# Two Way ANOVA (Analysis of Variance) With Replication for Non-Statisticians

## When to Use Two Way ANOVA

Two-Way ANOVA (ANalysis Of Variance) , also known as two-factor ANOVA, can help you determine if two or more samples have the same "mean" or average. Note: Your data must be normal to use ANOVA.

### Watch This Video to See the QI Macros in Action

### Two-Way ANOVA Analysis With Replication Example

What if you have two populations of patients (male/female) and three different kinds of medications, and you want to evaluate their effectiveness? You might run a study with three "replications", three men and three women.

### Here is how to perform Two Way ANOVA With Replication using the QI Macros

- Click and drag over your Excel Data to select it
- Click on the QI Macros Menu, Statistical Tools and then ANOVA Two Factor with Replication.
- The QI Macros will prompt you for how many rows are in each sample (three) and for a significance level. Default is alpha=0.05 for a 95% confidence.

The QI Macros will perform all of the calculations and interpret the results for you.

### What's Cool about QI Macros ANOVA Calculations?

Unlike other statistical software, the QI Macros is the only SPC software that compares the p-values (0.179) to the signficance (0.05) and tells you to "Cannot Reject the Null Hypothesis because p>0.05" and that the "Means are the same ".

### Interpreting the Two Factor ANOVA Results Manually

In case you want to know how to do this manually, use these instructions. The null hypothesis is that the means are equal. The alternate hypothesis is that the means are not equal.

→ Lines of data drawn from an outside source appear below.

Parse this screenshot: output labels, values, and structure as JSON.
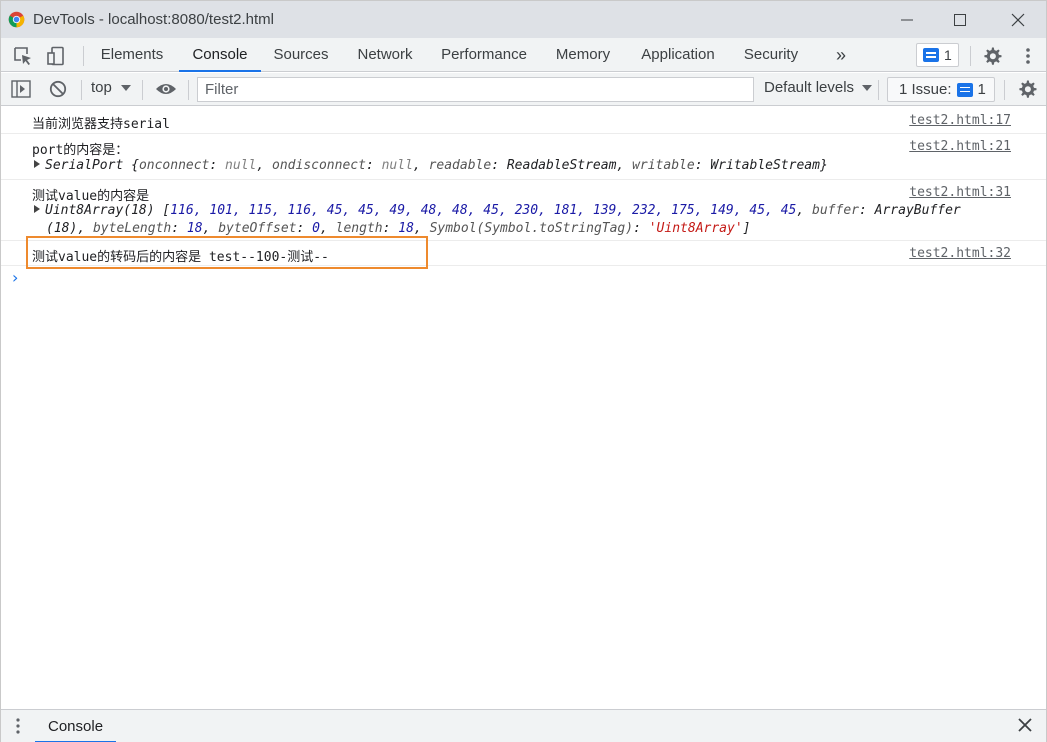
{
  "window": {
    "title": "DevTools - localhost:8080/test2.html"
  },
  "panel_tabs": [
    {
      "label": "Elements"
    },
    {
      "label": "Console"
    },
    {
      "label": "Sources"
    },
    {
      "label": "Network"
    },
    {
      "label": "Performance"
    },
    {
      "label": "Memory"
    },
    {
      "label": "Application"
    },
    {
      "label": "Security"
    }
  ],
  "active_tab": "Console",
  "more_tabs_glyph": "»",
  "messages_badge_count": "1",
  "toolbar": {
    "context": "top",
    "filter_placeholder": "Filter",
    "levels": "Default levels",
    "issues_label": "1 Issue:",
    "issues_count": "1"
  },
  "console": {
    "messages": [
      {
        "text": "当前浏览器支持serial",
        "source": "test2.html:17"
      },
      {
        "text": "port的内容是：",
        "source": "test2.html:21"
      },
      {
        "text": "测试value的内容是",
        "source": "test2.html:31"
      },
      {
        "text": "测试value的转码后的内容是 test--100-测试--",
        "source": "test2.html:32"
      }
    ],
    "serialport_line": {
      "class": "SerialPort",
      "k1": "onconnect",
      "v1": "null",
      "k2": "ondisconnect",
      "v2": "null",
      "k3": "readable",
      "v3": "ReadableStream",
      "k4": "writable",
      "v4": "WritableStream"
    },
    "uint8_line": {
      "class": "Uint8Array(18)",
      "values": "116, 101, 115, 116, 45, 45, 49, 48, 48, 45, 230, 181, 139, 232, 175, 149, 45, 45",
      "buffer_key": "buffer",
      "buffer_val": "ArrayBuffer",
      "buffer_len": "(18)",
      "bl_key": "byteLength",
      "bl_val": "18",
      "bo_key": "byteOffset",
      "bo_val": "0",
      "len_key": "length",
      "len_val": "18",
      "sym_key": "Symbol(Symbol.toStringTag)",
      "sym_val": "'Uint8Array'"
    },
    "prompt": "›"
  },
  "drawer": {
    "tab": "Console"
  },
  "colors": {
    "accent": "#1a73e8",
    "highlight": "#ee8a2e"
  }
}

- H0: Mean1 = Mean2 = Mean3
- Ha: Mean1 <> Mean2 <> Mean3

The goal is to accept or reject the null hypothesis (i.e., the samples have different means) at a certain confidence level (95% or 99%).

If |
Then |

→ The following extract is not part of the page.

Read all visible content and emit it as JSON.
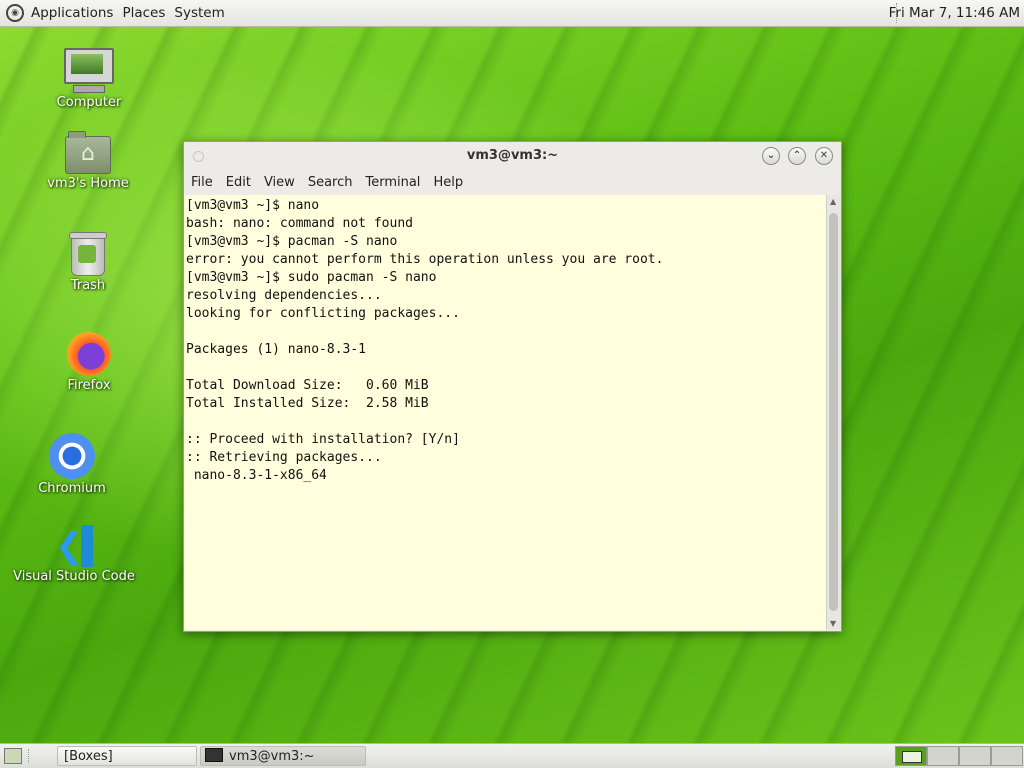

test statistic > critical value (i.e. F> Fcrit) |
Reject the null hypothesis |

test statistic < critical value (i.e. F< Fcrit) |
Cannot Reject the null hypothesis |

p value < a | Reject the null hypothesis |

p value > a | Cannot Reject the null hypothesis |

Here, the P-value for Male/Female is greater than alpha (.179> .05), so we cannot reject the null hypothesis that the means are the same. The P-Value for Drugs is greater than alpha (.106 > .05), so the null hypothesis holds as well (means are the same).

The P-value for the interaction of the drugs and patients is less than alpha (.006< .05), so we reject the null hypotheis and can say that the effectiveness of the drugs is not the same for the two categories of patients.

### Tips on Setting Up Your Data for Two-Factor with Replication

To analyze data, Excel requires you to set the data up in a way that can be analyzed.

The example below shows how to set up the data for two categories of patients treated with three different drugs.

Then, if you're just interested in the single factor DRUGS, select and run a ANOVA single factor on the three drug columns.

If you're interested in a ANOVA two-factor analysis (patients vs drugs), select and run a two-factor analysis with repetition (more than one patient in the category receives the same drug).